Also, if punting does figure prominently in the Broncos' game plan, Brotzman showed that he can still hang them up there with the best of them and that he can do so without rolling out. His coffin corner was deadly, and his rugby kicks make grown men weep. Even if Boise State does resort to not converting third downs, they're in good hands.
Kyle Brotzman vs. Kyle Brotzman
Whatever is going on in Kyle Brotzman's head needs to be replaced by whatever is going on in Boise-State-fan-with-a-chair's head, which is obviously nothing, and which will obviously help Brotzman when it comes to making makeable field goals.
Blocking things vs. Returning things
Both schools will have an interesting decision to make whether to go after the other team's kicks or sit back and hope for a solid return. Obviously this debate is always at play in no matter what game you watch, but it might be even more important in Saturday's game. Turnovers are a big equalizer when you're working with 37-point spreads, and special teams turnovers can be especially important. If Miami steals a couple off the foot of Brotzman, Boise State will have a much harder time pulling away from the RedHawks. If the Broncos are the ones holding the block party, then this will be over faster than anyone could have expected.

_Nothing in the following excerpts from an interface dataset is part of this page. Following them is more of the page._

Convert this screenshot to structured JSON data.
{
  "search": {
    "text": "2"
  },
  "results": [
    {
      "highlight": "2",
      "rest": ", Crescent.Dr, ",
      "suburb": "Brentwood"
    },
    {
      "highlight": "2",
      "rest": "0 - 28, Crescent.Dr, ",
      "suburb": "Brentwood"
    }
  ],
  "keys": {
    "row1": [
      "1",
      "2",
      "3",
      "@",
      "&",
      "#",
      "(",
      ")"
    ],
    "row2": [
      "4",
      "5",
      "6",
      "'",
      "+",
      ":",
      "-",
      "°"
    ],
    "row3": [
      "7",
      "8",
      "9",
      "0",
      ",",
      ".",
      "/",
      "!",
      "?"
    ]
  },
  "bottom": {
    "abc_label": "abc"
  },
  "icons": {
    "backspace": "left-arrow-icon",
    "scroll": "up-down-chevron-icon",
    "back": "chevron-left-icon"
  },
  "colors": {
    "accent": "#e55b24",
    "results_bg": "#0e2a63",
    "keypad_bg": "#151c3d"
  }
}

What are we really talking about here?
Few people outside of Graham Watson think that Miami (Ohio) has a chance on Saturday. This special teams debate is not so much a debate over the ultimate breaking point in the matchup between the Broncos and the RedHawks. If anything, it is probably the one area that Miami and Boise State are most similar.
Still, that last statement needs some hedging. The only reason that special teams appears similar is because of the gap between every other comparison between the two schools.
- Boise State's offense is better than Miami's defense by leaps and bounds. If Kentucky can roll up 42 points on the RedHawks, then Boise State can muster somewhere in the 50's. Of course, this is all dependent on little things like center-QB exchanges going well and players showing up to play. But you get my drift.
- Boise State's defense is better than Miami's offense by so much it is not even funny unless you find really sad comparisons to be funny. If the same unit that played against Oregon faces the same unit that played against Kentucky, the RedHawks will still be searching for their first points of the season come Saturday night. In fact, if there were a way for a team to put fewer points on the board than zero, Miami would probably find a way on Saturday. Again, this is dependent on things remaining the status quo.
Special teams simply presents Miami's best chance to make something happen. Whether that something will affect the scoreboard or the win column is anybody's guess.
I believe I already know the answer to this question, but I'm going to ask it anyway. How much will Miami's special teams affect the game on Satuday?
- None. Boise State will kill the RedHawks no matter how many yards Dustin Woods gets on the return.
- Some. A good showing by the RedHawks on special teams could hamper Boise State's offense, set up the RedHawks' O in good position, and possibly lead to some easy points.
- Tons. This game will be decided on the foot of Miami's Trevor Cook. Sincerely, Trevor Cook's parents.
It's not much of a discussion for many of you, but then again, this game isn't much of a game as far as many Bronco fans are concerned.
That's too bad for reasons I probably did not make clear in this post. I'm really looking forward to this game. I think Miami will pose an interesting opponent for the Broncos thanks to the varied offensive looks and throw-caution-to-the-wind game management. I'm particularly interested in special teams, both to see how Boise State bounces back and to see if Miami can swing some points in its favor through the kicking game.
What factors are you most looking forward to when it comes to Miami? Something? Anything? Curious how Boise State will handle red zone opportunities? Wonder if Miami will score any points?
Let's talk it out in the comments.